Content starts

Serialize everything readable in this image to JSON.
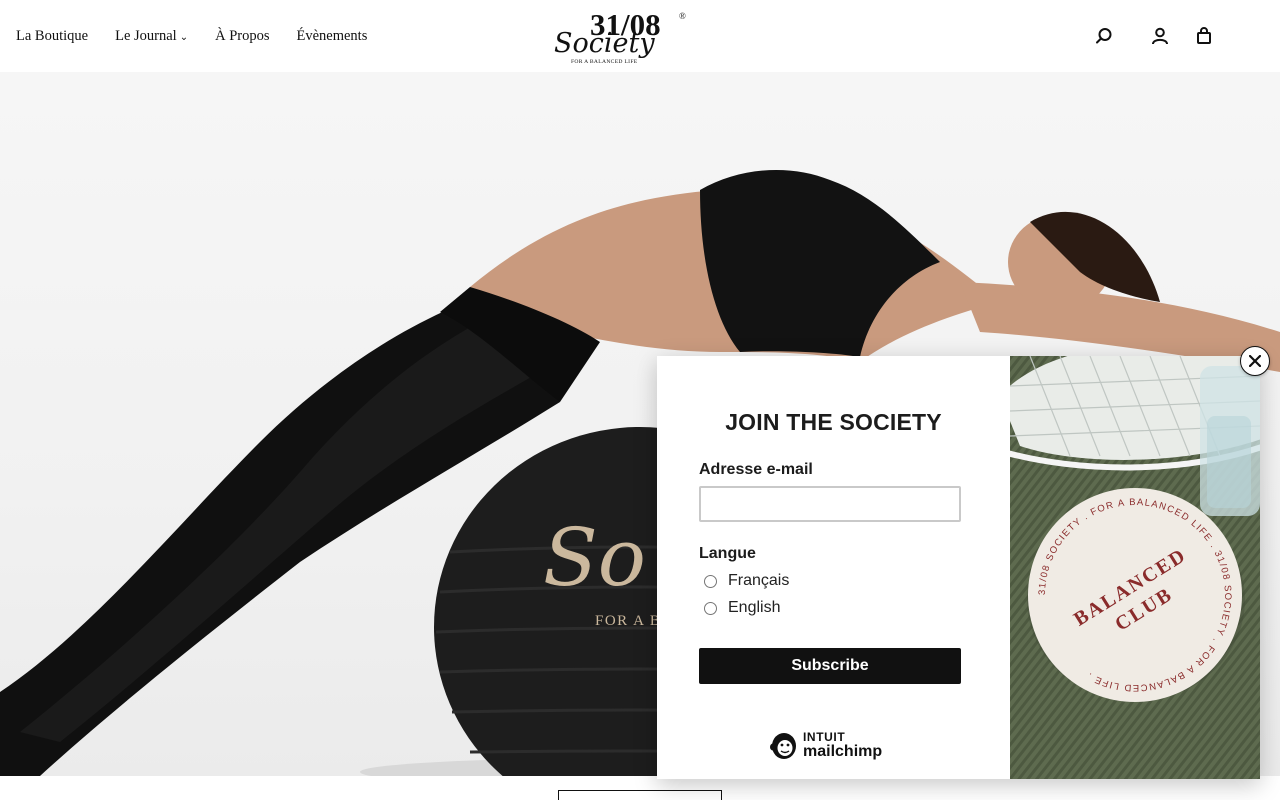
{
  "header": {
    "nav": [
      {
        "label": "La Boutique"
      },
      {
        "label": "Le Journal",
        "has_dropdown": true
      },
      {
        "label": "À Propos"
      },
      {
        "label": "Évènements"
      }
    ],
    "logo": {
      "number": "31/08",
      "wordmark": "Society",
      "tagline": "FOR A BALANCED LIFE",
      "mark": "®"
    },
    "icons": [
      "search-icon",
      "account-icon",
      "cart-icon"
    ]
  },
  "hero": {
    "ball_logo": {
      "script": "So",
      "tagline": "FOR A B"
    }
  },
  "popup": {
    "title": "JOIN THE SOCIETY",
    "email_label": "Adresse e-mail",
    "email_value": "",
    "language_label": "Langue",
    "language_options": [
      "Français",
      "English"
    ],
    "subscribe_label": "Subscribe",
    "badge": {
      "intuit": "INTUIT",
      "brand": "mailchimp"
    },
    "close_icon": "close-icon",
    "photo": {
      "coaster_title_line1": "BALANCED",
      "coaster_title_line2": "CLUB",
      "coaster_ring_text": "31/08 SOCIETY . FOR A BALANCED LIFE . 31/08 SOCIETY . FOR A BALANCED LIFE ."
    }
  },
  "colors": {
    "text": "#111111",
    "button_bg": "#111111",
    "button_text": "#ffffff",
    "coaster_accent": "#8a2b2b",
    "fabric_green": "#5e6b4f"
  }
}
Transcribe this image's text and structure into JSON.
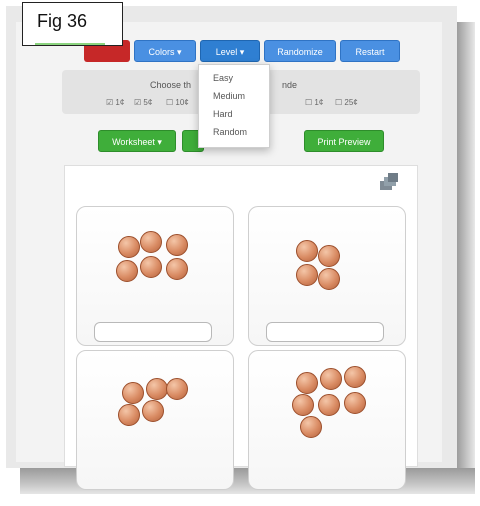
{
  "figure_label": "Fig 36",
  "toolbar": {
    "colors_label": "Colors ▾",
    "level_label": "Level ▾",
    "randomize_label": "Randomize",
    "restart_label": "Restart"
  },
  "level_menu": {
    "items": [
      "Easy",
      "Medium",
      "Hard",
      "Random"
    ]
  },
  "choose_row": {
    "prefix": "Choose th",
    "suffix": "nde",
    "options": [
      "1¢",
      "5¢",
      "10¢",
      "25¢"
    ],
    "right_options": [
      "1¢",
      "25¢"
    ]
  },
  "actions": {
    "worksheet_label": "Worksheet ▾",
    "print_label": "Print Preview"
  },
  "cards": [
    {
      "coins": 6
    },
    {
      "coins": 4
    },
    {
      "coins": 5
    },
    {
      "coins": 7
    }
  ],
  "colors": {
    "primary": "#2f7fd2",
    "danger": "#c62828",
    "success": "#3fae3a",
    "coin": "#d98b63"
  }
}
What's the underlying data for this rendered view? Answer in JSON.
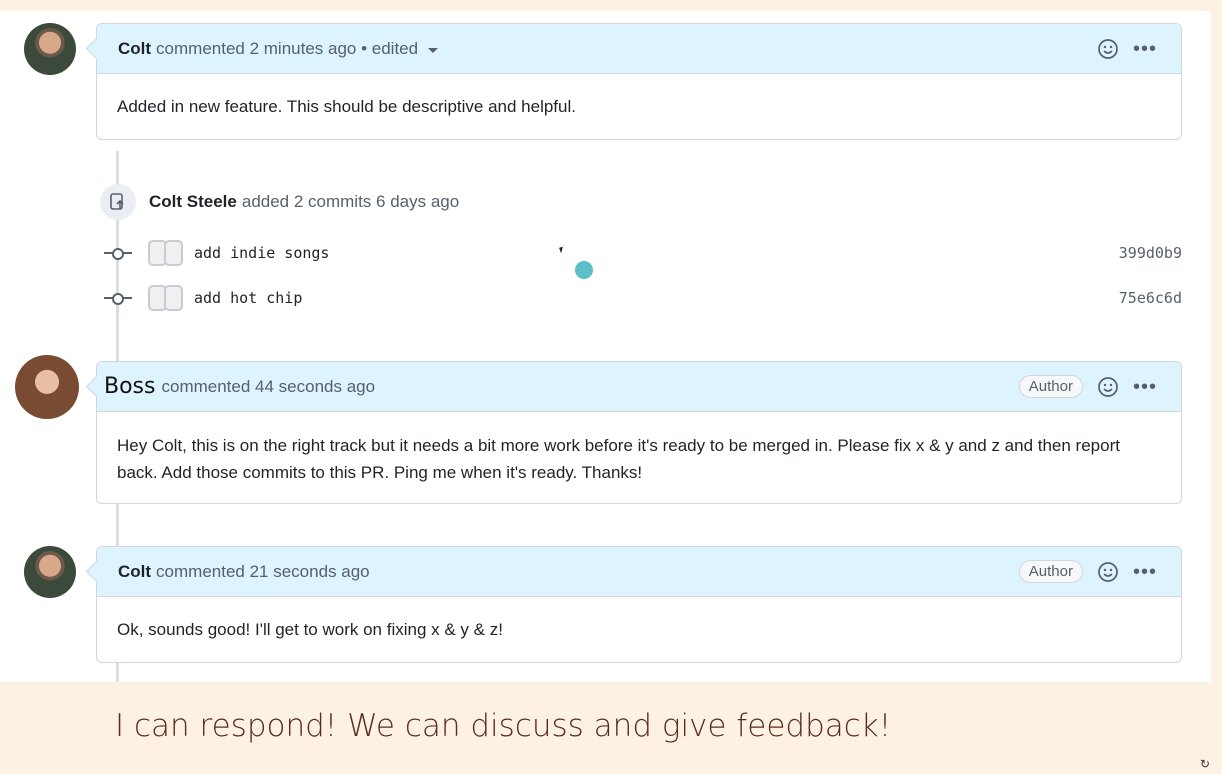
{
  "comments": [
    {
      "author": "Colt",
      "meta": "commented 2 minutes ago • edited",
      "body": "Added in new feature. This should be descriptive and helpful."
    },
    {
      "author": "Boss",
      "meta": "commented 44 seconds ago",
      "badge": "Author",
      "body": "Hey Colt, this is on the right track but it needs a bit more work before it's ready to be merged in. Please fix x & y and z and then report back. Add those commits to this PR. Ping me when it's ready. Thanks!"
    },
    {
      "author": "Colt",
      "meta": "commented 21 seconds ago",
      "badge": "Author",
      "body": "Ok, sounds good! I'll get to work on fixing x & y & z!"
    }
  ],
  "event": {
    "who": "Colt Steele",
    "text": "added 2 commits 6 days ago"
  },
  "commits": [
    {
      "message": "add indie songs",
      "sha": "399d0b9"
    },
    {
      "message": "add hot chip",
      "sha": "75e6c6d"
    }
  ],
  "caption": "I can respond! We can discuss and give feedback!",
  "colors": {
    "header_bg": "#ddf4ff",
    "border": "#d0d7de",
    "caption_text": "#5a2a1c",
    "slide_bg": "#fdf1e3"
  }
}
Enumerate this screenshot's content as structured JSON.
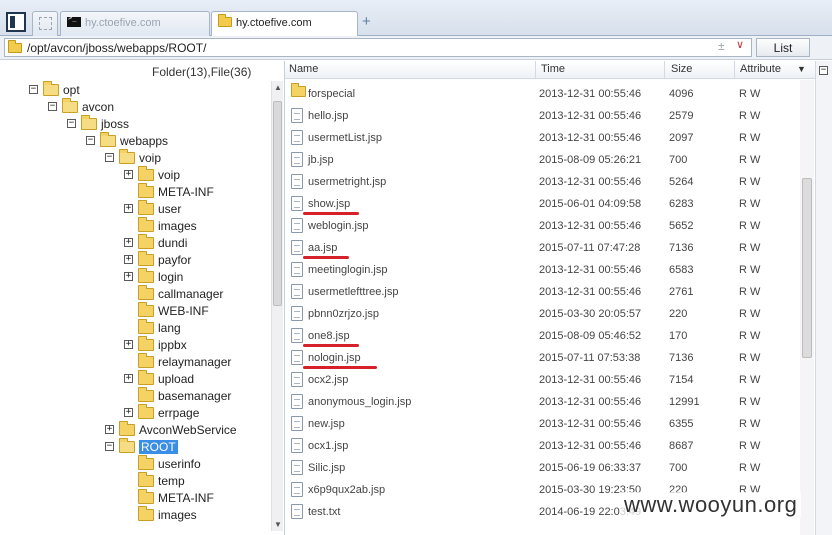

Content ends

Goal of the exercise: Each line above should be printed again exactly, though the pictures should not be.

Answer for this exercise:
Serialize everything readable in this image to JSON.
{
  "header": {
    "nav": [
      {
        "label": "La Boutique"
      },
      {
        "label": "Le Journal",
        "has_dropdown": true
      },
      {
        "label": "À Propos"
      },
      {
        "label": "Évènements"
      }
    ],
    "logo": {
      "number": "31/08",
      "wordmark": "Society",
      "tagline": "FOR A BALANCED LIFE",
      "mark": "®"
    },
    "icons": [
      "search-icon",
      "account-icon",
      "cart-icon"
    ]
  },
  "hero": {
    "ball_logo": {
      "script": "So",
      "tagline": "FOR A B"
    }
  },
  "popup": {
    "title": "JOIN THE SOCIETY",
    "email_label": "Adresse e-mail",
    "email_value": "",
    "language_label": "Langue",
    "language_options": [
      "Français",
      "English"
    ],
    "subscribe_label": "Subscribe",
    "badge": {
      "intuit": "INTUIT",
      "brand": "mailchimp"
    },
    "close_icon": "close-icon",
    "photo": {
      "coaster_title_line1": "BALANCED",
      "coaster_title_line2": "CLUB",
      "coaster_ring_text": "31/08 SOCIETY . FOR A BALANCED LIFE . 31/08 SOCIETY . FOR A BALANCED LIFE ."
    }
  },
  "colors": {
    "text": "#111111",
    "button_bg": "#111111",
    "button_text": "#ffffff",
    "coaster_accent": "#8a2b2b",
    "fabric_green": "#5e6b4f"
  }
}
Transcribe this image's text and structure into JSON.
{
  "figure_label": "Fig 36",
  "toolbar": {
    "colors_label": "Colors ▾",
    "level_label": "Level ▾",
    "randomize_label": "Randomize",
    "restart_label": "Restart"
  },
  "level_menu": {
    "items": [
      "Easy",
      "Medium",
      "Hard",
      "Random"
    ]
  },
  "choose_row": {
    "prefix": "Choose th",
    "suffix": "nde",
    "options": [
      "1¢",
      "5¢",
      "10¢",
      "25¢"
    ],
    "right_options": [
      "1¢",
      "25¢"
    ]
  },
  "actions": {
    "worksheet_label": "Worksheet ▾",
    "print_label": "Print Preview"
  },
  "cards": [
    {
      "coins": 6
    },
    {
      "coins": 4
    },
    {
      "coins": 5
    },
    {
      "coins": 7
    }
  ],
  "colors": {
    "primary": "#2f7fd2",
    "danger": "#c62828",
    "success": "#3fae3a",
    "coin": "#d98b63"
  }
}
What's the underlying data for this rendered view? Answer in JSON.
{
  "comments": [
    {
      "author": "Colt",
      "meta": "commented 2 minutes ago • edited",
      "body": "Added in new feature. This should be descriptive and helpful."
    },
    {
      "author": "Boss",
      "meta": "commented 44 seconds ago",
      "badge": "Author",
      "body": "Hey Colt, this is on the right track but it needs a bit more work before it's ready to be merged in. Please fix x & y and z and then report back. Add those commits to this PR. Ping me when it's ready. Thanks!"
    },
    {
      "author": "Colt",
      "meta": "commented 21 seconds ago",
      "badge": "Author",
      "body": "Ok, sounds good! I'll get to work on fixing x & y & z!"
    }
  ],
  "event": {
    "who": "Colt Steele",
    "text": "added 2 commits 6 days ago"
  },
  "commits": [
    {
      "message": "add indie songs",
      "sha": "399d0b9"
    },
    {
      "message": "add hot chip",
      "sha": "75e6c6d"
    }
  ],
  "caption": "I can respond! We can discuss and give feedback!",
  "colors": {
    "header_bg": "#ddf4ff",
    "border": "#d0d7de",
    "caption_text": "#5a2a1c",
    "slide_bg": "#fdf1e3"
  }
}
Enumerate this screenshot's content as structured JSON.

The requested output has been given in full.